After the excruciatingly boring race we drove to Spa Village to our hotel. The factory very carefully worked on the sound of the engine, although, sound is the wrong word. It is a mechanical symphony, a most wonderful melody to anyone who cares about cars. As we went through the gears in sports mode-feeling very much like the much-missed Michael Schumacher-each shift took all of 0.15 seconds! The car sounded so glorious that we emptied every single pub on the way as people came out to cheer waving their bottles of Stella and their cherished Dekra caps. After the misery of the race with a McLaren 1-2 it was great to share a bit of Ferrari happiness with the fans. Changing up at 8500 rpm, going through the gears all the way to 6th is the nearest those lucky enough to drive this car will ever get to the sound, to the sensation of a Grand Prix car. A true aficionado will not get this kind of fix any other way, its like drinking adrenaline by the gallon. And yet, at 70 miles per hour you can either listen to the so-so radio or have a quiet conversation in total comfort.
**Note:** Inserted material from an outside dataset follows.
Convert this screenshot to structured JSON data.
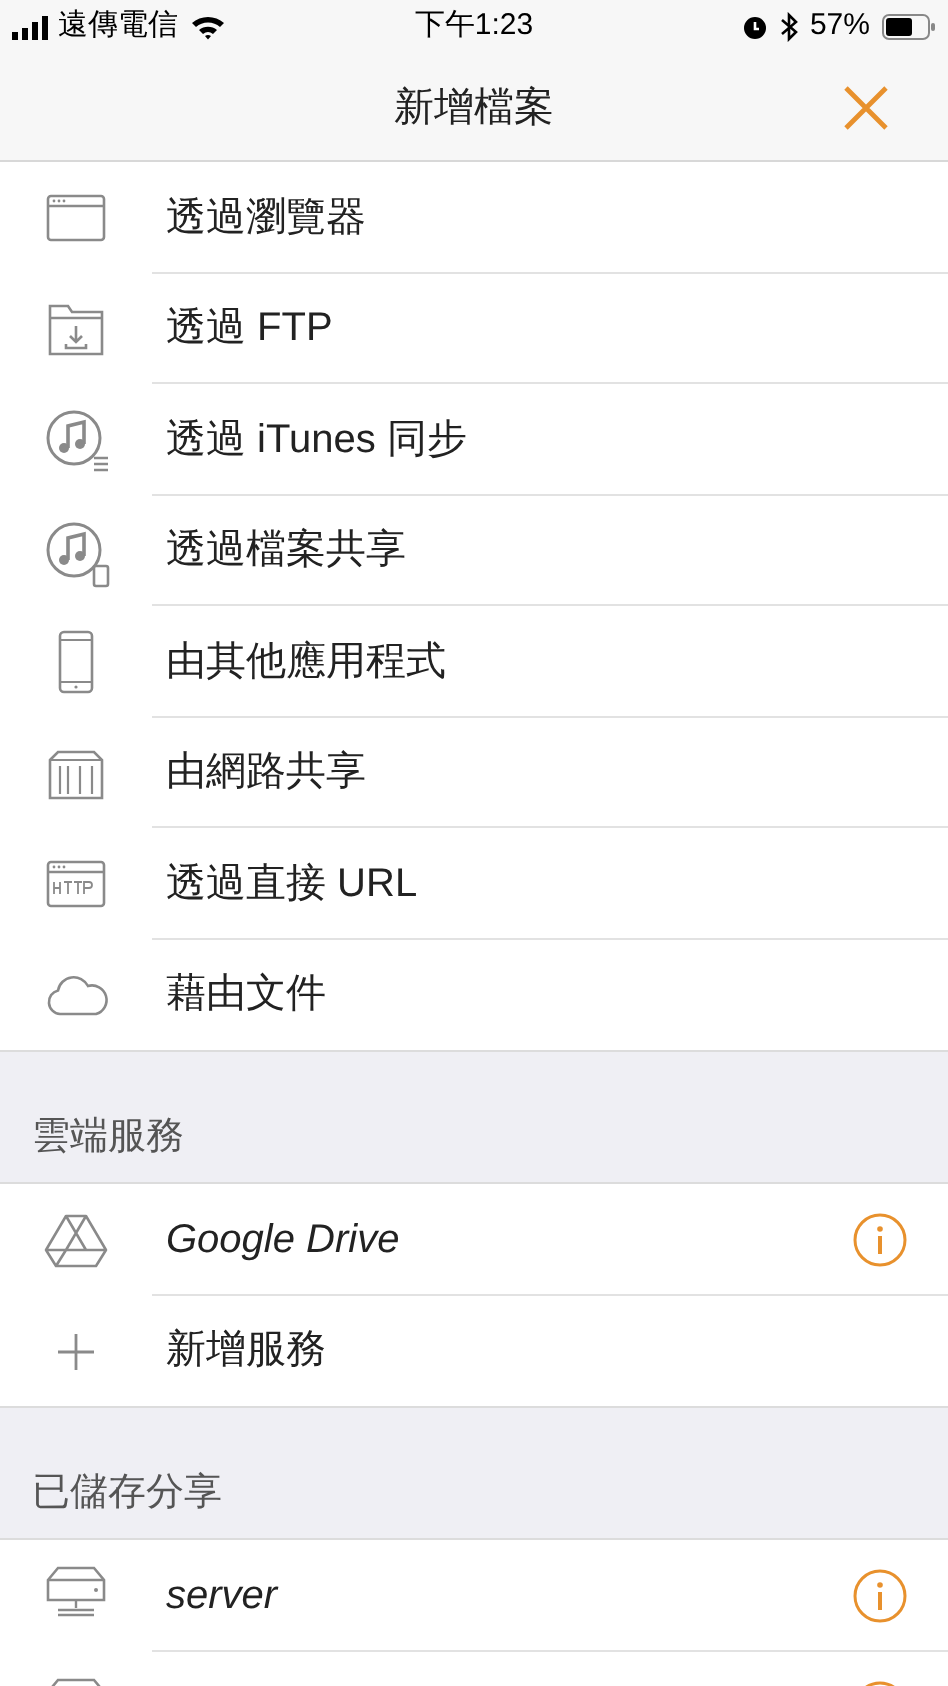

After dinner at the excellent Restaurant l'Auberge in the middle of Spa we took the wrong turning (Yeah, right! Do I hear you say?) ending up at the entrance to the track. There was a somewhat puzzled chap there not quite knowing what to do with the car of his dreams so we gave him a friendly wave and were on our way to Eau Rouge.(In case you've never heard of it let me explain. It is the most difficult, most revered corner on any race track anywhere in the World.) If you think its terrifying during the day you should try it at night! But what a sensation…what an amazing corner. No wonder Grand Prix drivers have a huge grin on their faces after tackling it well. Or not, as the case may be. Ask a certain Jacques Villeneuve on the subject, he seems to have purchased a season ticket into the barriers. Back on the track we were first of all able to admire the excellence of the headlights and also test the car's handling without traffic, without cops and without fear. There was no-one else around and just like in bobsled racing there was no-one coming the other way! It was, as the Americans say-awesome! The 360 had tons of roadholding left in reserve and we were not hanging around. Even at the famous bus stop (that's what it is in real life 50 weeks of the year) which is a very quick left -right-left there was no drama of any kind. Just huge grins on our faces, the kind little school boys tend to have when they've done something naughty but got away with it. Which we did.
The less I say about the Bridgestone golf tournament -won by former Grand Prix ace Jacques Laffite by the way - the better. It was a great idea and a wonderful gesture. It was not the tyre company's fault that we and our friends from Irish Television were not ace golfers, we did our best to do one better than simply make up the numbers. This we did. Just. It was a wonderful ending to an unforgettable weekend. To sum up: if you have 175 thousand dollars to spare courtesy of some fancy Internet IPO and you don't buy one you are a fool. Will you get tickets? Almost certainly. Will it be worth it in exchange for hearing those 400 ponies at full chat? Definitely. If you hesitate and don't place an order now it might be 2005 before you get one. Please don't call me to say I didn't warn back in the last century!